*** Material for this exercise ***

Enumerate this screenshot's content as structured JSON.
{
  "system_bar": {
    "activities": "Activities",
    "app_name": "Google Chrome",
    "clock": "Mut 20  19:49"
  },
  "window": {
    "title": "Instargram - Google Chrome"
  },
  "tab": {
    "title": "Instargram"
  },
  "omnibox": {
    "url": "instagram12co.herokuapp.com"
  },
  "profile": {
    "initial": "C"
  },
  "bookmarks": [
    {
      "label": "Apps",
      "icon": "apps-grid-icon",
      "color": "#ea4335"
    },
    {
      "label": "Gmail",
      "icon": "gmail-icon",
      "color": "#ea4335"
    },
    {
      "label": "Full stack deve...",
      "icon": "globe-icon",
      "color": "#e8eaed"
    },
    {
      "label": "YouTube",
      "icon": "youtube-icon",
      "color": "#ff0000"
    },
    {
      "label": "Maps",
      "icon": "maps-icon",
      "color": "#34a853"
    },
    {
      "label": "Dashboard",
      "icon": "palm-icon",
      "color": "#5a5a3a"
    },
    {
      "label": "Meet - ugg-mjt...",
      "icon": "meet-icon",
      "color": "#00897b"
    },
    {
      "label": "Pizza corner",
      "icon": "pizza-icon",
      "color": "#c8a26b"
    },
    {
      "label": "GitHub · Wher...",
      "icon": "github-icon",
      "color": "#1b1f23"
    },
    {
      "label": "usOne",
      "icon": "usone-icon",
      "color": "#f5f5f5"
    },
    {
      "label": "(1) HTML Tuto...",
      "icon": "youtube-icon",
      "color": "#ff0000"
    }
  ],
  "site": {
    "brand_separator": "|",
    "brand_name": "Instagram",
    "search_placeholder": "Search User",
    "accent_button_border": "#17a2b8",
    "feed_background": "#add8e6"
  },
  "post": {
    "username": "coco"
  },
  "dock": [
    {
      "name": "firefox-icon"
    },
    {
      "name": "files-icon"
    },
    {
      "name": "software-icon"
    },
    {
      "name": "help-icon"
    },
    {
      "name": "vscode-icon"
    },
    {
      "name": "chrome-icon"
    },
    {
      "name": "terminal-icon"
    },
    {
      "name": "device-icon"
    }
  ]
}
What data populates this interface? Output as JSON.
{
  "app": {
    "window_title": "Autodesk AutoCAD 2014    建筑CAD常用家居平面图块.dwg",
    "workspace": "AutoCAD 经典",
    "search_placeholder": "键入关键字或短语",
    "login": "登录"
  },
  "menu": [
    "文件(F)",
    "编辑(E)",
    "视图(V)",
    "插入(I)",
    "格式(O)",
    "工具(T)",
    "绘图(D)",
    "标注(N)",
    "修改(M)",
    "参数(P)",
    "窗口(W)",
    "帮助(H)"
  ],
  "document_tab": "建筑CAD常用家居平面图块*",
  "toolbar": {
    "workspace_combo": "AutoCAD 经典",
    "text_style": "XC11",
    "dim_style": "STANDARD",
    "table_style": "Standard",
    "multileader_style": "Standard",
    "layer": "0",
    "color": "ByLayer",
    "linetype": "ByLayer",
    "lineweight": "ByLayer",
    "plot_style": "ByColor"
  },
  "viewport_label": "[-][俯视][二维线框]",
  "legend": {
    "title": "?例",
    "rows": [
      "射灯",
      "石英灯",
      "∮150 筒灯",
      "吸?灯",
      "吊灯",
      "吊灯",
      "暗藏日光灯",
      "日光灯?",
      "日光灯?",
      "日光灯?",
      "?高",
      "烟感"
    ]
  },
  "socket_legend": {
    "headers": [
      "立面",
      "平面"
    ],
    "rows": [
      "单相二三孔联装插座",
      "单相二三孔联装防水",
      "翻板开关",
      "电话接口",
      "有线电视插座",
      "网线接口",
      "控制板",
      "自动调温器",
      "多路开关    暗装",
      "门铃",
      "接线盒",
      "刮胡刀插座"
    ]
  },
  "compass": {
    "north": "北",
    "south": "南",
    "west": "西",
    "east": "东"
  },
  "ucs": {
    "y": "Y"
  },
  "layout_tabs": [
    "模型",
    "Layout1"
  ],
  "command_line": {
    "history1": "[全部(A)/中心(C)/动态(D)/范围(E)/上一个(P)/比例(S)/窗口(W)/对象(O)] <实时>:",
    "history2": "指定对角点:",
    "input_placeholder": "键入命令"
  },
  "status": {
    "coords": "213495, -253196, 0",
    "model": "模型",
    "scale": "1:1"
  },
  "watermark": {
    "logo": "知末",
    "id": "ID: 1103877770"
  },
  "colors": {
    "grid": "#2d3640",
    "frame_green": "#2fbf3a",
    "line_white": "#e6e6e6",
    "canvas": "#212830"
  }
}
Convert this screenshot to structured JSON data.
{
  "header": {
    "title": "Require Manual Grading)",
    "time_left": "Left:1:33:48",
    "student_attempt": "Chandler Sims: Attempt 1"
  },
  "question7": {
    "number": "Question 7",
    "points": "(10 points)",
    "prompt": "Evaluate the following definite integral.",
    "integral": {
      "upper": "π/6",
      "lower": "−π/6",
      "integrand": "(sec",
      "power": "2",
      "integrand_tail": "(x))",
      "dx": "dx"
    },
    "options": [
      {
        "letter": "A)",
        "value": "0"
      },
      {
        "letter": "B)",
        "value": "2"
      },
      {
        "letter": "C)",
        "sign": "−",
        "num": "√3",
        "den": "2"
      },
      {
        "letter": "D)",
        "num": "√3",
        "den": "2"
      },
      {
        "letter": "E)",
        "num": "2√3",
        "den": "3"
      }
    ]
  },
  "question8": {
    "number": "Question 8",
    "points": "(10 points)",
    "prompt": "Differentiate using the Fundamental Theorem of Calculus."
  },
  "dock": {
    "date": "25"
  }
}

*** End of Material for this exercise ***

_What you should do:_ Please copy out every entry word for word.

_Exercise result:_
Enumerate this screenshot's content as structured JSON.
{
  "system_bar": {
    "activities": "Activities",
    "app_name": "Google Chrome",
    "clock": "Mut 20  19:49"
  },
  "window": {
    "title": "Instargram - Google Chrome"
  },
  "tab": {
    "title": "Instargram"
  },
  "omnibox": {
    "url": "instagram12co.herokuapp.com"
  },
  "profile": {
    "initial": "C"
  },
  "bookmarks": [
    {
      "label": "Apps",
      "icon": "apps-grid-icon",
      "color": "#ea4335"
    },
    {
      "label": "Gmail",
      "icon": "gmail-icon",
      "color": "#ea4335"
    },
    {
      "label": "Full stack deve...",
      "icon": "globe-icon",
      "color": "#e8eaed"
    },
    {
      "label": "YouTube",
      "icon": "youtube-icon",
      "color": "#ff0000"
    },
    {
      "label": "Maps",
      "icon": "maps-icon",
      "color": "#34a853"
    },
    {
      "label": "Dashboard",
      "icon": "palm-icon",
      "color": "#5a5a3a"
    },
    {
      "label": "Meet - ugg-mjt...",
      "icon": "meet-icon",
      "color": "#00897b"
    },
    {
      "label": "Pizza corner",
      "icon": "pizza-icon",
      "color": "#c8a26b"
    },
    {
      "label": "GitHub · Wher...",
      "icon": "github-icon",
      "color": "#1b1f23"
    },
    {
      "label": "usOne",
      "icon": "usone-icon",
      "color": "#f5f5f5"
    },
    {
      "label": "(1) HTML Tuto...",
      "icon": "youtube-icon",
      "color": "#ff0000"
    }
  ],
  "site": {
    "brand_separator": "|",
    "brand_name": "Instagram",
    "search_placeholder": "Search User",
    "accent_button_border": "#17a2b8",
    "feed_background": "#add8e6"
  },
  "post": {
    "username": "coco"
  },
  "dock": [
    {
      "name": "firefox-icon"
    },
    {
      "name": "files-icon"
    },
    {
      "name": "software-icon"
    },
    {
      "name": "help-icon"
    },
    {
      "name": "vscode-icon"
    },
    {
      "name": "chrome-icon"
    },
    {
      "name": "terminal-icon"
    },
    {
      "name": "device-icon"
    }
  ]
}
What data populates this interface? Output as JSON.
{
  "app": {
    "window_title": "Autodesk AutoCAD 2014    建筑CAD常用家居平面图块.dwg",
    "workspace": "AutoCAD 经典",
    "search_placeholder": "键入关键字或短语",
    "login": "登录"
  },
  "menu": [
    "文件(F)",
    "编辑(E)",
    "视图(V)",
    "插入(I)",
    "格式(O)",
    "工具(T)",
    "绘图(D)",
    "标注(N)",
    "修改(M)",
    "参数(P)",
    "窗口(W)",
    "帮助(H)"
  ],
  "document_tab": "建筑CAD常用家居平面图块*",
  "toolbar": {
    "workspace_combo": "AutoCAD 经典",
    "text_style": "XC11",
    "dim_style": "STANDARD",
    "table_style": "Standard",
    "multileader_style": "Standard",
    "layer": "0",
    "color": "ByLayer",
    "linetype": "ByLayer",
    "lineweight": "ByLayer",
    "plot_style": "ByColor"
  },
  "viewport_label": "[-][俯视][二维线框]",
  "legend": {
    "title": "?例",
    "rows": [
      "射灯",
      "石英灯",
      "∮150 筒灯",
      "吸?灯",
      "吊灯",
      "吊灯",
      "暗藏日光灯",
      "日光灯?",
      "日光灯?",
      "日光灯?",
      "?高",
      "烟感"
    ]
  },
  "socket_legend": {
    "headers": [
      "立面",
      "平面"
    ],
    "rows": [
      "单相二三孔联装插座",
      "单相二三孔联装防水",
      "翻板开关",
      "电话接口",
      "有线电视插座",
      "网线接口",
      "控制板",
      "自动调温器",
      "多路开关    暗装",
      "门铃",
      "接线盒",
      "刮胡刀插座"
    ]
  },
  "compass": {
    "north": "北",
    "south": "南",
    "west": "西",
    "east": "东"
  },
  "ucs": {
    "y": "Y"
  },
  "layout_tabs": [
    "模型",
    "Layout1"
  ],
  "command_line": {
    "history1": "[全部(A)/中心(C)/动态(D)/范围(E)/上一个(P)/比例(S)/窗口(W)/对象(O)] <实时>:",
    "history2": "指定对角点:",
    "input_placeholder": "键入命令"
  },
  "status": {
    "coords": "213495, -253196, 0",
    "model": "模型",
    "scale": "1:1"
  },
  "watermark": {
    "logo": "知末",
    "id": "ID: 1103877770"
  },
  "colors": {
    "grid": "#2d3640",
    "frame_green": "#2fbf3a",
    "line_white": "#e6e6e6",
    "canvas": "#212830"
  }
}
Convert this screenshot to structured JSON data.
{
  "header": {
    "title": "Require Manual Grading)",
    "time_left": "Left:1:33:48",
    "student_attempt": "Chandler Sims: Attempt 1"
  },
  "question7": {
    "number": "Question 7",
    "points": "(10 points)",
    "prompt": "Evaluate the following definite integral.",
    "integral": {
      "upper": "π/6",
      "lower": "−π/6",
      "integrand": "(sec",
      "power": "2",
      "integrand_tail": "(x))",
      "dx": "dx"
    },
    "options": [
      {
        "letter": "A)",
        "value": "0"
      },
      {
        "letter": "B)",
        "value": "2"
      },
      {
        "letter": "C)",
        "sign": "−",
        "num": "√3",
        "den": "2"
      },
      {
        "letter": "D)",
        "num": "√3",
        "den": "2"
      },
      {
        "letter": "E)",
        "num": "2√3",
        "den": "3"
      }
    ]
  },
  "question8": {
    "number": "Question 8",
    "points": "(10 points)",
    "prompt": "Differentiate using the Fundamental Theorem of Calculus."
  },
  "dock": {
    "date": "25"
  }
}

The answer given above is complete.